9 Fake Words That Actually Ended Up in the Dictionary
Even dictionary editors make mistakes sometimes.
Until the 1934 edition of Webster’s New International Dictionary, abbreviations were lumped into the pages with every other full word. Editors wanted to put abbreviations into their own section in the back of the book, but as they separated the full words from the shortened words, they mistook D or d, cont/ density for the word dord. For five years, dord had its own entry as a supposed synonym for density.

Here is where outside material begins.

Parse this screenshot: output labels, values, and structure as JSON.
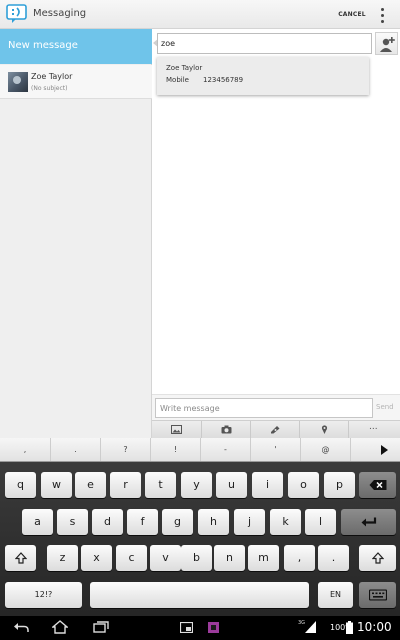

In 2005, the New Oxford American Dictionary confessed there was a fake word hiding among the E’s—and the editors weren’t doing anything to stop it. Turns out, they’d included esquivalience, supposedly “the willful avoidance of one’s official responsibilities,” as an imposter so that they could spot when other dictionaries were copying them. And it worked—esquivalience appeared on dictionary.com at one point, citing a different dictionary as its source. Awkward.
In the 16th century, Edward Hall’s Union, which laid out a history of English monarchs, contained a typo. Instead of writing bycoket, a type of 15th-century hat, the book printed abacot, which was repeated in Holinshed’s Chronicles, which used Hall’s work as a source. From there, the word ended up in dictionaries, and no one realized it was a typo for 300 years. By then, the word had taken hold, and to this day dictionaries list it as a synonym of bycoket. Here are 15 words people say aren’t real—but they are.
In 1820, Richard Paul Jodrell wrote about words used in literature in Philology on the English Language with phantomnation, which sounds like a particularly creepy ghost but was defined as “a multitude of spectres.” In reality, it came from a translation of The Odyssey that included the line “These solemn vows and holy offerings paid to all the phantom-nations of the dead,” meaning nations of phantoms.
It looks like re-dripening, but it’s supposed to be red-ripening, as in “the native strawberry red-ripening grows” from a Richard Savage poem. Jodrell had plenty of other hyphenated-words-turned-single-word in his collection, including islandempress, allearthdrowning, and partycunning.
In 1755, Samuel Johnson’s A Dictionary of the English Language included an entry for the word foupe, meaning “to drive with a sudden impetuosity.” In simpler terms, it meant “swoop,” which makes sense considering it was a misreading of the less common spelling soupe.
In another slipup from that dictionary, Johnson took the word adventine from Francis Bacon’s Natural History, defining it as “adventitious; that which is extrinsically added” and admitting it’s “a word scarcely in use.” Unsurprising, seeing as Bacon’s work actually read “adventive.” Johnson also claimed there were no words beginning with X, so we should really start taking his whole dictionary with a grain of salt.
This wasn’t an actual entry, but it did pop up in an example sentence for the word glare. “It [the Cairbow] then suddenly squats upon its haunches and slides along the glare-ice,” read the Oxford English Dictionary in 1888. The quote was supposed to be about a caribou—oops!
Prepare for the irony of ironies: Nihilartikel refers to fake entries in reference materials that are put in on purpose to throw off plagiarizers, but the word itself might be an imposter. It supposedly comes from a fake 2004 English-language Wikipedia article that referenced a 2003 German-language Wiki page using the word, which literally means “nothing article” in German. Then again, that fake-entry story seems to come from Wikipedia itself and the word does appear in some German dictionaries… so it might be a made-up story about a made-up story about a word for made-up stories. OK, we’re done. Now find out which 20 words even smart people mispronounce.